  6     *        *        *     Request timed out.
  7     *        *        *     Request timed out.
 8    16        11 ms    10 ms   link unable to post

Trace complete.

Hello Rakshit

Traceroute works by sending out three ICMP packets towards the destination IP. Each of those three packets has a TTL of 1 so that they will only reach the first hop. When they reach the first hop, that router will send an ICMP response. The three times you see in milliseconds is the round trip time of each of those three packets sent.

Next, traceroute sends out another three ICMP packets towards the destination IP with a TTL of 2, so that they reach the second hop in the path, which responds with the round trip time.

Traceroute will continue to increase the TTL until it gets a response from the actual final destination. Then it will stop and it will say “Trace complete.”

Now routers on the Internet can be configured not to respond to ICMP packets. This is often done for security purposes. During traceroute, if packets reach such a router, the default timeout of 2 seconds elapses, and traceroute considers that hop timed out. It then responds with “*” in the place of times and it states “Request timed out”. However traceroute does not end there. It will continue to send the next set of three packets with an increased TTL.
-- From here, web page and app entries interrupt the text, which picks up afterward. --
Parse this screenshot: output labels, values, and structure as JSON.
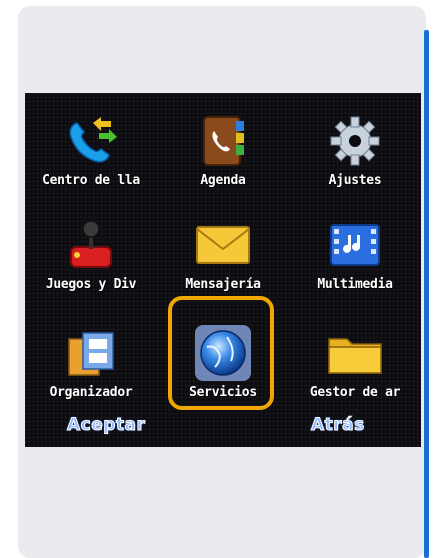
{
  "menu": {
    "items": [
      {
        "label": "Centro de lla",
        "icon": "call-center-icon"
      },
      {
        "label": "Agenda",
        "icon": "phonebook-icon"
      },
      {
        "label": "Ajustes",
        "icon": "gear-icon"
      },
      {
        "label": "Juegos y Div",
        "icon": "joystick-icon"
      },
      {
        "label": "Mensajería",
        "icon": "envelope-icon"
      },
      {
        "label": "Multimedia",
        "icon": "film-music-icon"
      },
      {
        "label": "Organizador",
        "icon": "organizer-icon"
      },
      {
        "label": "Servicios",
        "icon": "globe-icon"
      },
      {
        "label": "Gestor de ar",
        "icon": "folder-icon"
      }
    ],
    "selected": "Servicios"
  },
  "softkeys": {
    "left": "Aceptar",
    "right": "Atrás"
  },
  "colors": {
    "highlight": "#f0a800",
    "card": "#e9ebef",
    "screen": "#0b0b10",
    "softkey": "#8fb8ff"
  }
}
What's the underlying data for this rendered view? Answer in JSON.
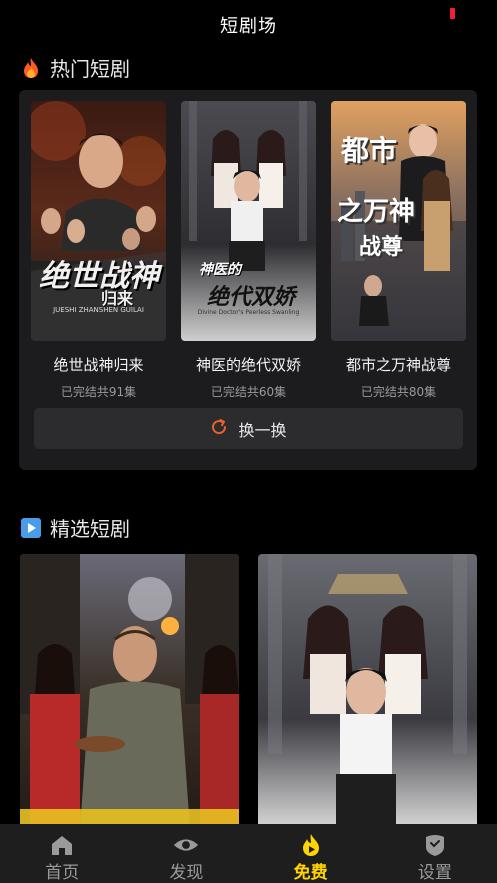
{
  "header": {
    "title": "短剧场"
  },
  "hot_section": {
    "title": "热门短剧",
    "icon": "fire-icon",
    "items": [
      {
        "name": "绝世战神归来",
        "meta": "已完结共91集",
        "poster_text": "绝世战神",
        "poster_text2": "归来",
        "poster_sub": "JUESHI ZHANSHEN GUILAI"
      },
      {
        "name": "神医的绝代双娇",
        "meta": "已完结共60集",
        "poster_text": "神医的",
        "poster_text2": "绝代双娇",
        "poster_sub": "Divine Doctor's Peerless Swanling"
      },
      {
        "name": "都市之万神战尊",
        "meta": "已完结共80集",
        "poster_text": "都市",
        "poster_text2": "之万神",
        "poster_sub": "战尊"
      }
    ],
    "refresh_label": "换一换"
  },
  "featured_section": {
    "title": "精选短剧",
    "icon": "play-icon"
  },
  "tabbar": {
    "items": [
      {
        "label": "首页",
        "icon": "home-icon",
        "active": false
      },
      {
        "label": "发现",
        "icon": "eye-icon",
        "active": false
      },
      {
        "label": "免费",
        "icon": "flame-icon",
        "active": true
      },
      {
        "label": "设置",
        "icon": "settings-icon",
        "active": false
      }
    ]
  },
  "colors": {
    "accent": "#ffd400",
    "refresh_icon": "#e8622a",
    "panel": "#1c1c1e"
  }
}
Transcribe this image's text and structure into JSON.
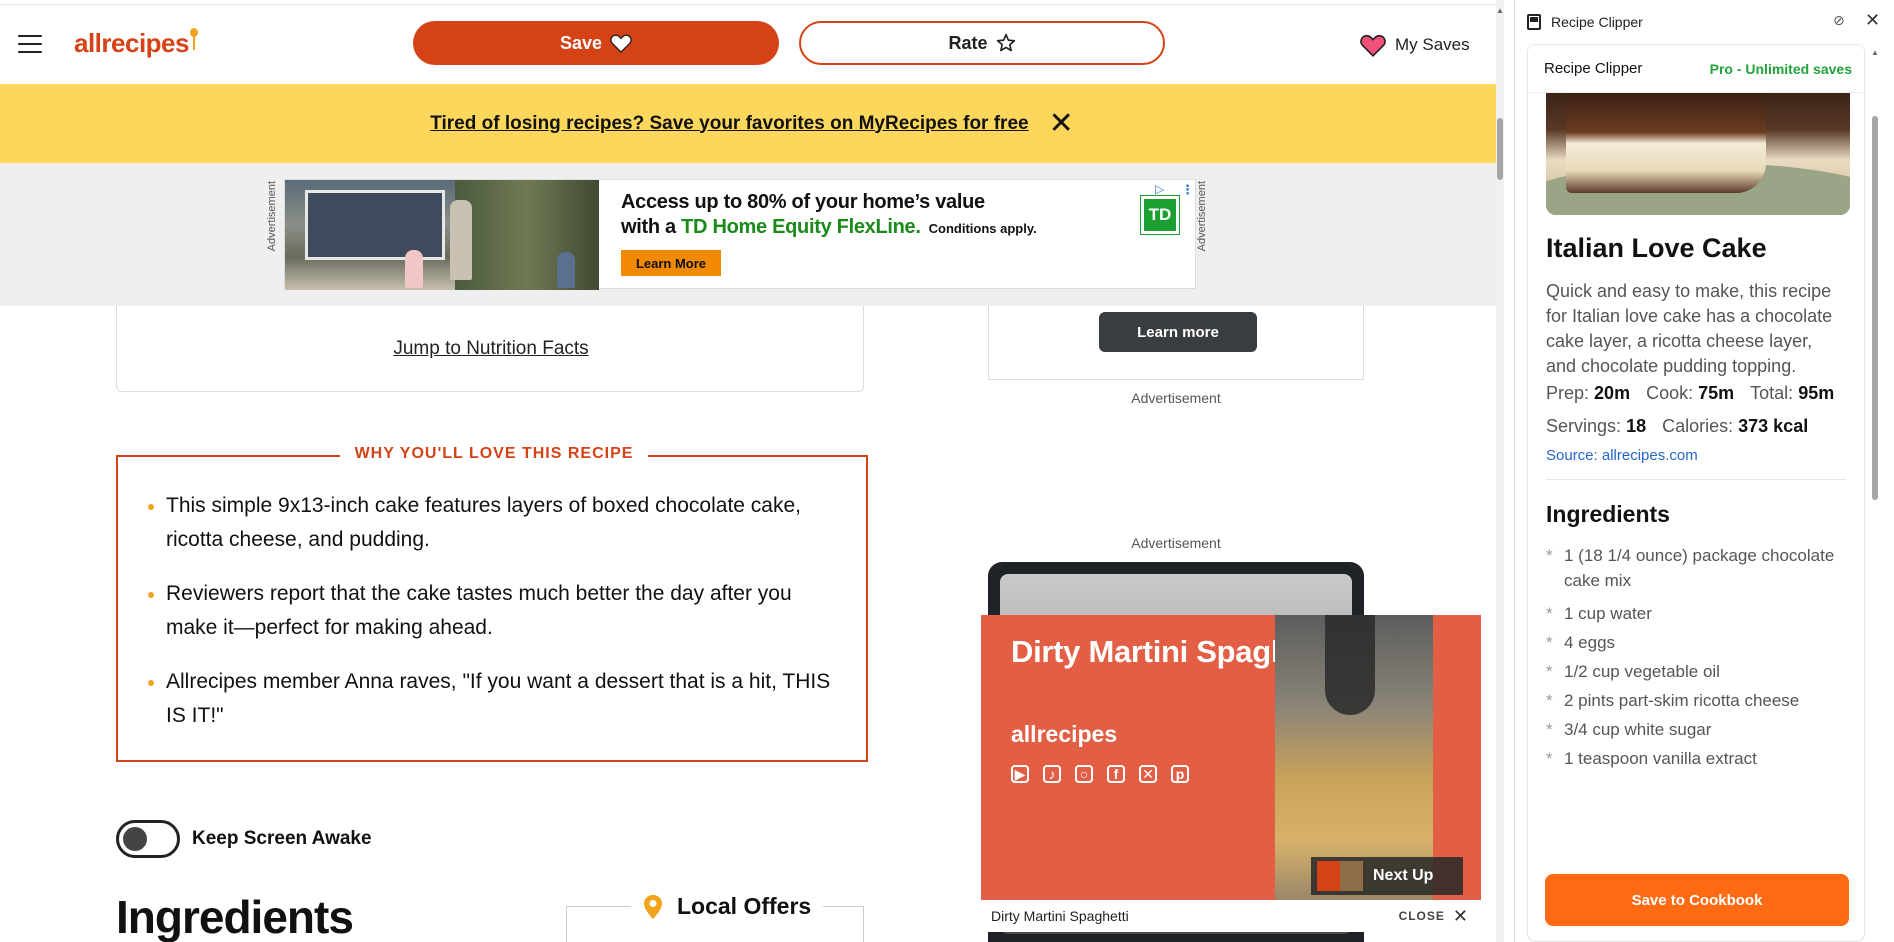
{
  "header": {
    "logo": "allrecipes",
    "save_label": "Save",
    "rate_label": "Rate",
    "my_saves_label": "My Saves"
  },
  "promo": {
    "text": "Tired of losing recipes? Save your favorites on MyRecipes for free"
  },
  "ad_banner": {
    "side_label": "Advertisement",
    "headline_line1": "Access up to 80% of your home’s value",
    "headline_line2_prefix": "with a ",
    "headline_line2_brand": "TD Home Equity FlexLine.",
    "conditions": "Conditions apply.",
    "cta": "Learn More",
    "brand_logo": "TD"
  },
  "main": {
    "nutrition_link": "Jump to Nutrition Facts",
    "why_love_title": "WHY YOU'LL LOVE THIS RECIPE",
    "why_love_items": [
      "This simple 9x13-inch cake features layers of boxed chocolate cake, ricotta cheese, and pudding.",
      "Reviewers report that the cake tastes much better the day after you make it—perfect for making ahead.",
      "Allrecipes member Anna raves, \"If you want a dessert that is a hit, THIS IS IT!\""
    ],
    "keep_screen_awake": "Keep Screen Awake",
    "ingredients_heading": "Ingredients",
    "local_offers": "Local Offers"
  },
  "right_rail": {
    "learn_more": "Learn more",
    "advertisement_1": "Advertisement",
    "advertisement_2": "Advertisement"
  },
  "video": {
    "title": "Dirty Martini Spaghetti",
    "logo": "allrecipes",
    "next_up": "Next Up",
    "bar_title": "Dirty Martini Spaghetti",
    "close_label": "CLOSE"
  },
  "side_panel": {
    "window_title": "Recipe Clipper",
    "card_title": "Recipe Clipper",
    "plan": "Pro - Unlimited saves",
    "recipe_title": "Italian Love Cake",
    "description": "Quick and easy to make, this recipe for Italian love cake has a chocolate cake layer, a ricotta cheese layer, and chocolate pudding topping.",
    "prep_label": "Prep:",
    "prep": "20m",
    "cook_label": "Cook:",
    "cook": "75m",
    "total_label": "Total:",
    "total": "95m",
    "servings_label": "Servings:",
    "servings": "18",
    "calories_label": "Calories:",
    "calories": "373 kcal",
    "source": "Source: allrecipes.com",
    "ingredients_heading": "Ingredients",
    "ingredients": [
      "1 (18 1/4 ounce) package chocolate cake mix",
      "1 cup water",
      "4 eggs",
      "1/2 cup vegetable oil",
      "2 pints part-skim ricotta cheese",
      "3/4 cup white sugar",
      "1 teaspoon vanilla extract"
    ],
    "save_button": "Save to Cookbook"
  },
  "colors": {
    "brand": "#d54215",
    "promo_bg": "#fcd75c",
    "accent_green": "#22a23a",
    "side_button": "#ff6a13",
    "video_bg": "#e25e45"
  }
}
Each time you see * * * Request timed out. it means that the particular router is configured not to respond to ICMP packets.
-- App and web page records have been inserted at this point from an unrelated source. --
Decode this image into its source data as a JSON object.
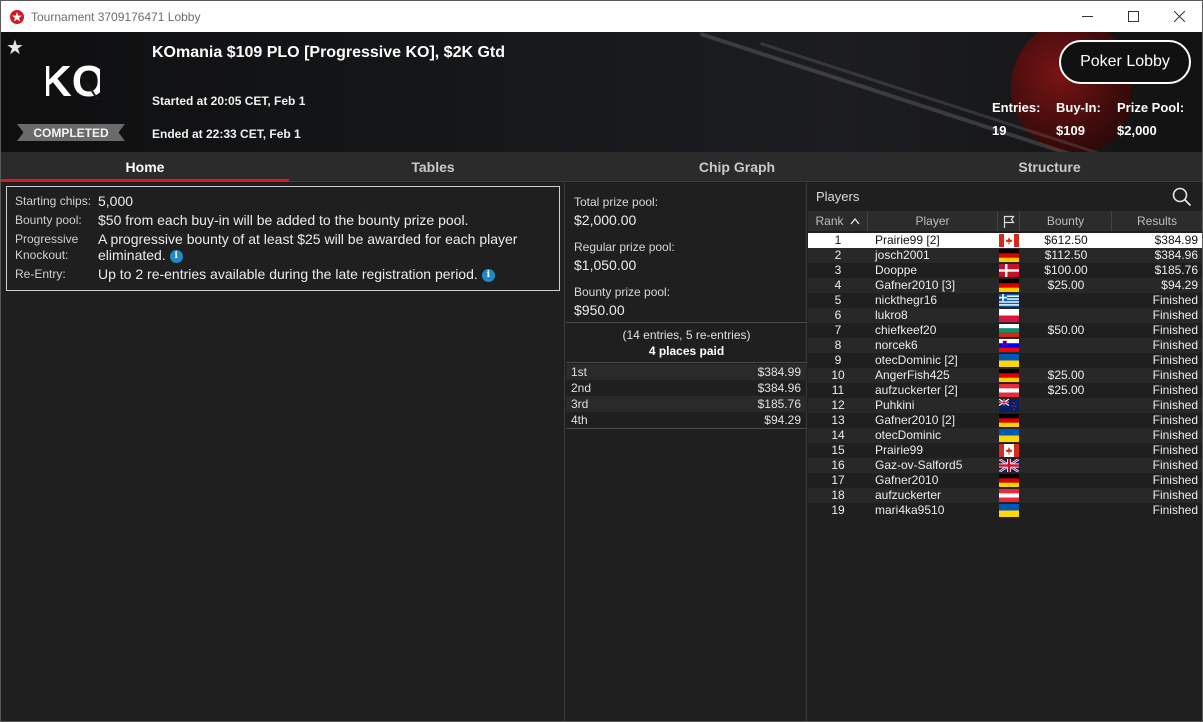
{
  "window": {
    "title": "Tournament 3709176471 Lobby"
  },
  "header": {
    "tournament_name": "KOmania $109 PLO [Progressive KO], $2K Gtd",
    "logo_text": "KO",
    "status_badge": "COMPLETED",
    "started": "Started at 20:05 CET, Feb 1",
    "ended": "Ended at 22:33 CET, Feb 1",
    "poker_lobby_label": "Poker Lobby",
    "stats": {
      "entries_label": "Entries:",
      "entries_value": "19",
      "buyin_label": "Buy-In:",
      "buyin_value": "$109",
      "prizepool_label": "Prize Pool:",
      "prizepool_value": "$2,000"
    }
  },
  "tabs": [
    "Home",
    "Tables",
    "Chip Graph",
    "Structure"
  ],
  "home": {
    "info": [
      {
        "key": "Starting chips:",
        "value": "5,000"
      },
      {
        "key": "Bounty pool:",
        "value": "$50 from each buy-in will be added to the bounty prize pool."
      },
      {
        "key": "Progressive Knockout:",
        "value": "A progressive bounty of at least $25 will be awarded for each player eliminated."
      },
      {
        "key": "Re-Entry:",
        "value": "Up to 2 re-entries available during the late registration period."
      }
    ]
  },
  "prizes": {
    "total_label": "Total prize pool:",
    "total_value": "$2,000.00",
    "regular_label": "Regular prize pool:",
    "regular_value": "$1,050.00",
    "bounty_label": "Bounty prize pool:",
    "bounty_value": "$950.00",
    "entries_note": "(14 entries, 5 re-entries)",
    "places_paid": "4 places paid",
    "payouts": [
      {
        "place": "1st",
        "amount": "$384.99"
      },
      {
        "place": "2nd",
        "amount": "$384.96"
      },
      {
        "place": "3rd",
        "amount": "$185.76"
      },
      {
        "place": "4th",
        "amount": "$94.29"
      }
    ]
  },
  "players": {
    "title": "Players",
    "columns": {
      "rank": "Rank",
      "player": "Player",
      "bounty": "Bounty",
      "results": "Results"
    },
    "rows": [
      {
        "rank": "1",
        "player": "Prairie99 [2]",
        "flag": "ca",
        "bounty": "$612.50",
        "result": "$384.99"
      },
      {
        "rank": "2",
        "player": "josch2001",
        "flag": "de",
        "bounty": "$112.50",
        "result": "$384.96"
      },
      {
        "rank": "3",
        "player": "Dooppe",
        "flag": "dk",
        "bounty": "$100.00",
        "result": "$185.76"
      },
      {
        "rank": "4",
        "player": "Gafner2010 [3]",
        "flag": "de",
        "bounty": "$25.00",
        "result": "$94.29"
      },
      {
        "rank": "5",
        "player": "nickthegr16",
        "flag": "gr",
        "bounty": "",
        "result": "Finished"
      },
      {
        "rank": "6",
        "player": "lukro8",
        "flag": "pl",
        "bounty": "",
        "result": "Finished"
      },
      {
        "rank": "7",
        "player": "chiefkeef20",
        "flag": "bg",
        "bounty": "$50.00",
        "result": "Finished"
      },
      {
        "rank": "8",
        "player": "norcek6",
        "flag": "si",
        "bounty": "",
        "result": "Finished"
      },
      {
        "rank": "9",
        "player": "otecDominic [2]",
        "flag": "ua",
        "bounty": "",
        "result": "Finished"
      },
      {
        "rank": "10",
        "player": "AngerFish425",
        "flag": "de",
        "bounty": "$25.00",
        "result": "Finished"
      },
      {
        "rank": "11",
        "player": "aufzuckerter [2]",
        "flag": "at",
        "bounty": "$25.00",
        "result": "Finished"
      },
      {
        "rank": "12",
        "player": "Puhkini",
        "flag": "nz",
        "bounty": "",
        "result": "Finished"
      },
      {
        "rank": "13",
        "player": "Gafner2010 [2]",
        "flag": "de",
        "bounty": "",
        "result": "Finished"
      },
      {
        "rank": "14",
        "player": "otecDominic",
        "flag": "ua",
        "bounty": "",
        "result": "Finished"
      },
      {
        "rank": "15",
        "player": "Prairie99",
        "flag": "ca",
        "bounty": "",
        "result": "Finished"
      },
      {
        "rank": "16",
        "player": "Gaz-ov-Salford5",
        "flag": "gb",
        "bounty": "",
        "result": "Finished"
      },
      {
        "rank": "17",
        "player": "Gafner2010",
        "flag": "de",
        "bounty": "",
        "result": "Finished"
      },
      {
        "rank": "18",
        "player": "aufzuckerter",
        "flag": "at",
        "bounty": "",
        "result": "Finished"
      },
      {
        "rank": "19",
        "player": "mari4ka9510",
        "flag": "ua",
        "bounty": "",
        "result": "Finished"
      }
    ]
  },
  "colors": {
    "accent": "#d11a23",
    "background": "#1f1f1f",
    "info_icon": "#1f8bc4"
  }
}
Now if the final destination is also configured not to respond to ICMP packets, then it may be that the traceroute will never be complete. Traceroute allows for a maximum of 30 hops. Anything higher is considered unreachable, so it doesn’t even try. In the output you are showing above, the actual destination does respond, and once it does, the trace is complete. If it does not, traceroute will continue to attempt the trace, increasing the TTL until 30 hops are reached, where it considers the trace inconclusive.

(You can increase this default maximum hops of 30 to anything up to 255, but anything beyond 30 on the Internet is considered for all intents and purposes unreachable).
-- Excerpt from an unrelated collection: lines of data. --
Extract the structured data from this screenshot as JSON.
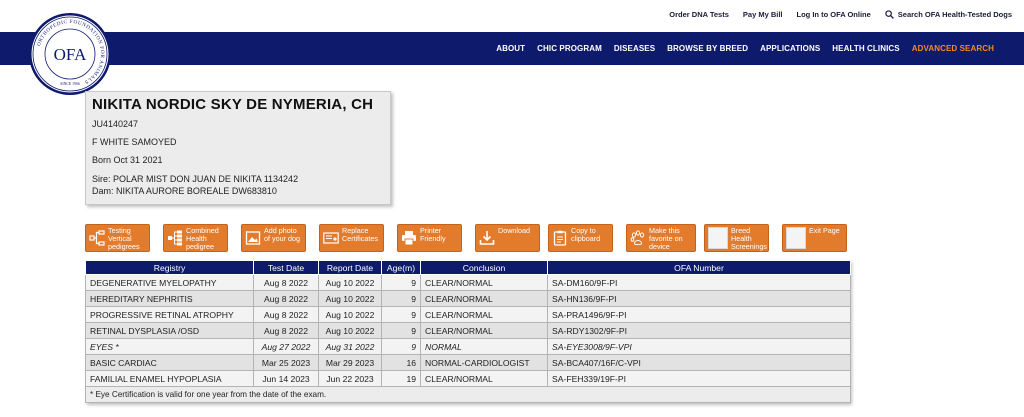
{
  "top_links": [
    {
      "label": "Order DNA Tests"
    },
    {
      "label": "Pay My Bill"
    },
    {
      "label": "Log In to OFA Online"
    }
  ],
  "search_label": "Search OFA Health-Tested Dogs",
  "logo": {
    "text": "OFA",
    "ring_text": "ORTHOPEDIC FOUNDATION FOR ANIMALS",
    "since": "SINCE 1966"
  },
  "nav": [
    {
      "label": "ABOUT"
    },
    {
      "label": "CHIC PROGRAM"
    },
    {
      "label": "DISEASES"
    },
    {
      "label": "BROWSE BY BREED"
    },
    {
      "label": "APPLICATIONS"
    },
    {
      "label": "HEALTH CLINICS"
    },
    {
      "label": "ADVANCED SEARCH",
      "accent": true
    }
  ],
  "dog": {
    "name": "NIKITA NORDIC SKY DE NYMERIA, CH",
    "reg": "JU4140247",
    "sex_breed": "F WHITE SAMOYED",
    "born": "Born Oct 31 2021",
    "sire": "Sire: POLAR MIST DON JUAN DE NIKITA 1134242",
    "dam": "Dam: NIKITA AURORE BOREALE DW683810"
  },
  "buttons": [
    {
      "l1": "Testing",
      "l2": "Vertical",
      "l3": "pedigrees",
      "icon": "vertical-pedigree-icon"
    },
    {
      "l1": "Combined",
      "l2": "Health",
      "l3": "pedigree",
      "icon": "combined-pedigree-icon"
    },
    {
      "l1": "Add photo",
      "l2": "of your dog",
      "l3": "",
      "icon": "photo-icon"
    },
    {
      "l1": "Replace",
      "l2": "Certificates",
      "l3": "",
      "icon": "certificate-icon"
    },
    {
      "l1": "Printer",
      "l2": "Friendly",
      "l3": "",
      "icon": "printer-icon"
    },
    {
      "l1": "Download",
      "l2": "",
      "l3": "",
      "icon": "download-icon"
    },
    {
      "l1": "Copy to",
      "l2": "clipboard",
      "l3": "",
      "icon": "clipboard-icon"
    },
    {
      "l1": "Make this",
      "l2": "favorite on",
      "l3": "device",
      "icon": "paw-icon"
    },
    {
      "l1": "Breed",
      "l2": "Health",
      "l3": "Screenings",
      "icon": "broken-image-icon"
    },
    {
      "l1": "Exit Page",
      "l2": "",
      "l3": "",
      "icon": "broken-image-icon"
    }
  ],
  "table": {
    "headers": [
      "Registry",
      "Test Date",
      "Report Date",
      "Age(m)",
      "Conclusion",
      "OFA Number"
    ],
    "rows": [
      {
        "registry": "DEGENERATIVE MYELOPATHY",
        "test": "Aug 8 2022",
        "report": "Aug 10 2022",
        "age": "9",
        "conclusion": "CLEAR/NORMAL",
        "ofa": "SA-DM160/9F-PI",
        "italic": false
      },
      {
        "registry": "HEREDITARY NEPHRITIS",
        "test": "Aug 8 2022",
        "report": "Aug 10 2022",
        "age": "9",
        "conclusion": "CLEAR/NORMAL",
        "ofa": "SA-HN136/9F-PI",
        "italic": false
      },
      {
        "registry": "PROGRESSIVE RETINAL ATROPHY",
        "test": "Aug 8 2022",
        "report": "Aug 10 2022",
        "age": "9",
        "conclusion": "CLEAR/NORMAL",
        "ofa": "SA-PRA1496/9F-PI",
        "italic": false
      },
      {
        "registry": "RETINAL DYSPLASIA /OSD",
        "test": "Aug 8 2022",
        "report": "Aug 10 2022",
        "age": "9",
        "conclusion": "CLEAR/NORMAL",
        "ofa": "SA-RDY1302/9F-PI",
        "italic": false
      },
      {
        "registry": "EYES *",
        "test": "Aug 27 2022",
        "report": "Aug 31 2022",
        "age": "9",
        "conclusion": "NORMAL",
        "ofa": "SA-EYE3008/9F-VPI",
        "italic": true
      },
      {
        "registry": "BASIC CARDIAC",
        "test": "Mar 25 2023",
        "report": "Mar 29 2023",
        "age": "16",
        "conclusion": "NORMAL-CARDIOLOGIST",
        "ofa": "SA-BCA407/16F/C-VPI",
        "italic": false
      },
      {
        "registry": "FAMILIAL ENAMEL HYPOPLASIA",
        "test": "Jun 14 2023",
        "report": "Jun 22 2023",
        "age": "19",
        "conclusion": "CLEAR/NORMAL",
        "ofa": "SA-FEH339/19F-PI",
        "italic": false
      }
    ],
    "footnote": "* Eye Certification is valid for one year from the date of the exam."
  },
  "colors": {
    "navy": "#0e1a6b",
    "orange": "#e37b2d",
    "accent": "#f08a2b"
  }
}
I hope this has been helpful!

Laz

Hi @lagapides Thanks for your detailed reply

Could you please explain the below output also please

From 192.168.100.2 icmp_seq=1 Destination Host Unreachable
From 192.168.100.2 icmp_seq=2 Destination Host Unreachable
From 192.168.100.2 icmp_seq=3 Destination Host Unreachable

Hello Rakshit

This is output from the response to a ping request. A ping is an ICMP echo request that is sent to a particular destination. If the response is “Destination Host Unreachable” then this response comes from a router somewhere on the path to the destination, and most likely the last hop router, or the router to which the particular subnet in which the destination IP is found is directly connected.

So if you have pinged 192.168.100.2 for example, and your ping reaches the router that is connected to the 192.168.100.0/24 subnet, if that router can’t find the host, it will respond with the “Destination Host Unreachable” message.

I hope this has been helpful!

Laz

so does it mean “host sends packet by increasing the TTL by 1 every time upto 30 thrice (to take average time) which is maximum hops (this can be increased to 255) no matter how many routers passed is my destination”, please correct me if i am wrong

Hello Rakshit

Yes, this is the case. The maximum will be 30 hops even if your destination is found more hops than that, but you can always increase the number of hops in traceroute.

However, over the Internet, you will rarely find a path take more than 30 hops. This is kind of an unwritten rule, that there should be no more than 30 hops to reach any destination on the Internet from any destination, so it is unlikely that you will be required to increase that limit.

By increasing the TTL each time, you are increasing the number of hops that the echo request will travel. This keeps going until you reach the destination. This image depicts this very well:

I hope this has been helpful!

Laz